The impressive results in 2012 can be attributed in great part to business’ appetite for attractively priced alternative financing options and the success of a two-year refinancing initiative that was part of the SBA 504 Loan program.

At the same time, since the end of September a powerful misconception has emerged and lingered in the market.  There are people—small business owners and those who advise them — who believe that the Small Business Administration no longer is funding transactions — that it is closed for business.

That couldn’t be farther from the truth.

Let’s clarify the state of small business lending as we close out calendar 2012 and look ahead to 2013.

Two years ago the Jobs Act of 2010 was ratified to provide small businesses with greater access to capital to invest in fixed assets.
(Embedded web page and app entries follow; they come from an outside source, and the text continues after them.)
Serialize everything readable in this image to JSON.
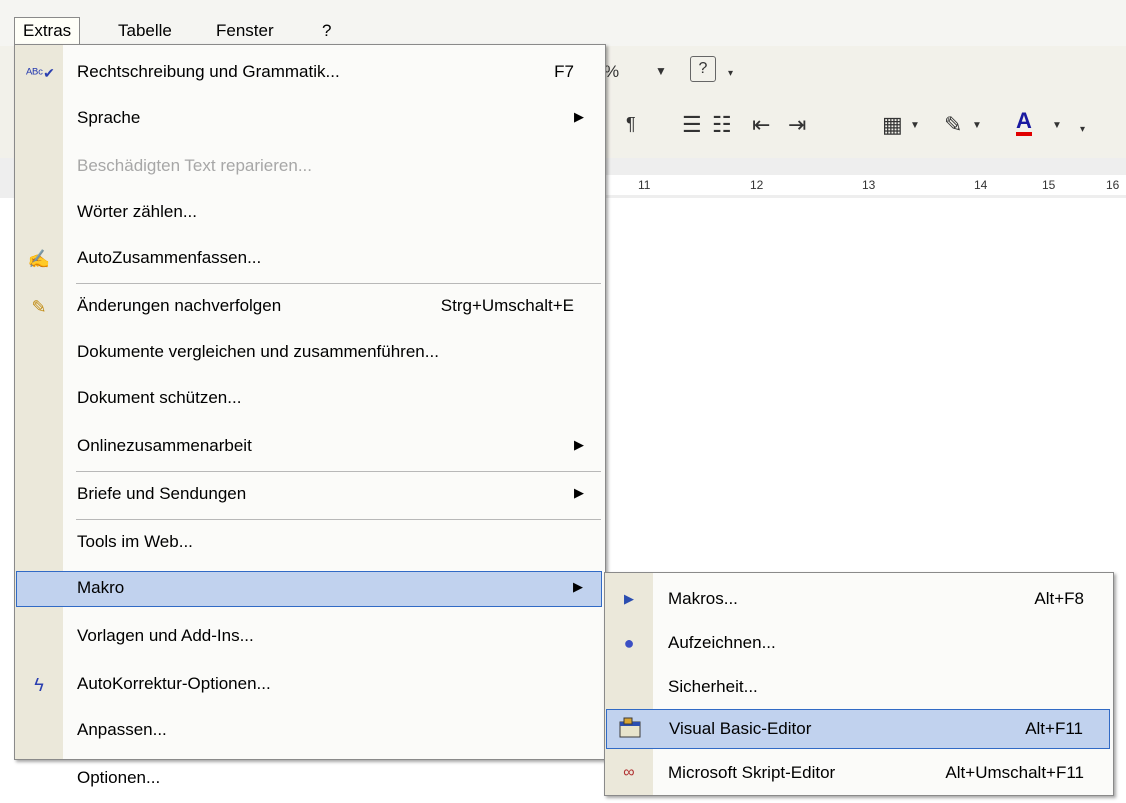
{
  "menubar": {
    "items": [
      {
        "label": "Extras",
        "active": true
      },
      {
        "label": "Tabelle"
      },
      {
        "label": "Fenster"
      },
      {
        "label": "?"
      }
    ]
  },
  "ruler": {
    "ticks": [
      "11",
      "12",
      "13",
      "14",
      "15",
      "16"
    ]
  },
  "toolbar": {
    "zoom_suffix": "%",
    "help_icon": "help-icon",
    "pilcrow_icon": "pilcrow-icon",
    "numbering_icon": "numbering-icon",
    "bullets_icon": "bullets-icon",
    "outdent_icon": "outdent-icon",
    "indent_icon": "indent-icon",
    "border_icon": "border-icon",
    "highlight_icon": "highlight-icon",
    "font_color_icon": "font-color-icon",
    "font_color_accent": "#e00000"
  },
  "menu": {
    "items": [
      {
        "label": "Rechtschreibung und Grammatik...",
        "shortcut": "F7",
        "icon": "spellcheck-icon"
      },
      {
        "label": "Sprache",
        "submenu": true
      },
      {
        "label": "Beschädigten Text reparieren...",
        "disabled": true
      },
      {
        "label": "Wörter zählen..."
      },
      {
        "label": "AutoZusammenfassen...",
        "icon": "autosummarize-icon"
      },
      {
        "label": "Änderungen nachverfolgen",
        "shortcut": "Strg+Umschalt+E",
        "icon": "track-changes-icon"
      },
      {
        "label": "Dokumente vergleichen und zusammenführen..."
      },
      {
        "label": "Dokument schützen..."
      },
      {
        "label": "Onlinezusammenarbeit",
        "submenu": true
      },
      {
        "label": "Briefe und Sendungen",
        "submenu": true
      },
      {
        "label": "Tools im Web..."
      },
      {
        "label": "Makro",
        "submenu": true,
        "highlight": true
      },
      {
        "label": "Vorlagen und Add-Ins..."
      },
      {
        "label": "AutoKorrektur-Optionen...",
        "icon": "autocorrect-icon"
      },
      {
        "label": "Anpassen..."
      },
      {
        "label": "Optionen..."
      }
    ]
  },
  "submenu": {
    "items": [
      {
        "label": "Makros...",
        "shortcut": "Alt+F8",
        "icon": "play-icon"
      },
      {
        "label": "Aufzeichnen...",
        "icon": "record-icon"
      },
      {
        "label": "Sicherheit..."
      },
      {
        "label": "Visual Basic-Editor",
        "shortcut": "Alt+F11",
        "icon": "vb-editor-icon",
        "highlight": true
      },
      {
        "label": "Microsoft Skript-Editor",
        "shortcut": "Alt+Umschalt+F11",
        "icon": "script-editor-icon"
      }
    ]
  },
  "colors": {
    "highlight_bg": "#c1d2ee",
    "highlight_border": "#316ac5",
    "icon_column": "#ebe8da",
    "record_dot": "#3b4fc4",
    "play_arrow": "#2a4db0"
  }
}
Through the SBA 504 lending program, small businesses finance the purchase, construction and renovation of commercial real estate (as well as the acquisition and installation of heavy machinery and equipment) through long-term, government-guaranteed loans.

The Small Business Jobs and Credit Act of 2010 enhanced the existing SBA loan program with three significant changes:

  • Greater access — To qualify for a 504 loan, the tangible net worth of a company was increased to $15 million (from $8.5 million), while after-tax net income as high as $5 million (up from $3 million);
  • Increased loan values — Applicants are eligible to receive between $5 million and $5.5 million in SBA dollars (up from between $1.5 million to $4.0 million); and
  • Debt refinancing — Existing debt can be refinanced. Recent modifications removed certain restrictions and meant that refinancing of the debt would be possible regardless of the loan maturity.
The final change — the refinance provision — carried with it an expiration. The end of September brought about the end of the refinancing program.

Yet small business lending is alive and doing very well in Illinois, and across the country. The first two changes to the Jobs Act of 2010 remain in full force today. Those two characteristics, along with the fact that interest rates continue to be at some of the lowest levels ever, make SBA lending as attractive as ever.

In a traditional SBA 504 loan, a bank provides the first mortgage at 50 percent of the eligible financing, a Certified Development Corp. (CDC) like SomerCor provides a second mortgage equal to 40 percent of the eligible financing, and the borrower puts 10 percent down.  Conventional lending often calls for 25 to 35 percent down in this market, so the out-of-pocket savings is significant.

The current SBA lending programs provide advantages to both banks and borrowers.  For banks, it brings exposure down to 50 percent at a time when financial institutions are looking to preserve capital and keep their loan to values at conservative levels.  For business owners, rather than putting 25 to 35 percent down for a five-year conventional loan, the business owner can put down just 10 percent, and use the savings for working capital needs.

Additionally, the SBA portion of the 504 loan is a 20-year fixed rate that currently is 3.95 percent.

The three new elements of the legislation will impact business owners in a number of ways:

  • This increase in size standard requirements means that middle-market firms have greater access;
  • By increasing the amount of money that can be borrowed, the purchasing power of businesses has increased significantly, and the program can be utilized for projects as large as $15 million to $20 million.
Exemplifying the benefits and advantages of the SBA lending program, and the various changes that have taken place over time, is St. Charles-based Tek Pak Inc. Formed in 1992, Tek Pak sells, manufactures and distributes plastic carrier tape and thermoform prototype and production tooling to customers in the electronics and healthcare industries, among others.

Tek Pak Inc. has been the beneficiary of three SBA 504 loans, and is working on another.  Tony Beyer, president, said the SBA 504 program has allowed Tek Pak Inc. to continue to expand its operations.

Tek Pak Inc. first used a 504 loan four years ago to acquire its St. Charles facility.   Last year, the company used two new SBA 504 loans for equipment.  One of those loans led to the purchase of additional manufacturing equipment and the second was used to refinance term debt on other manufacturing equipment.

The company is currently in the process of obtaining its fourth 504 loan in order to acquire a facility in Batavia that it currently leases. This new 504 loan will allow Tek Pak Inc. to continue to make capital expenditures, grow and hire additional employees.

Gabe Beukinga is a senior vice president and team leader for SomerCor 504, a Certified Development Corp. During fiscal year 2012, no Chicago-based CDC approved more SBA loans than SomerCor 504. In FY 2012, Beukinga contributed more than $90 million in SBA lending ranking him among the highest of all loan officers in the country.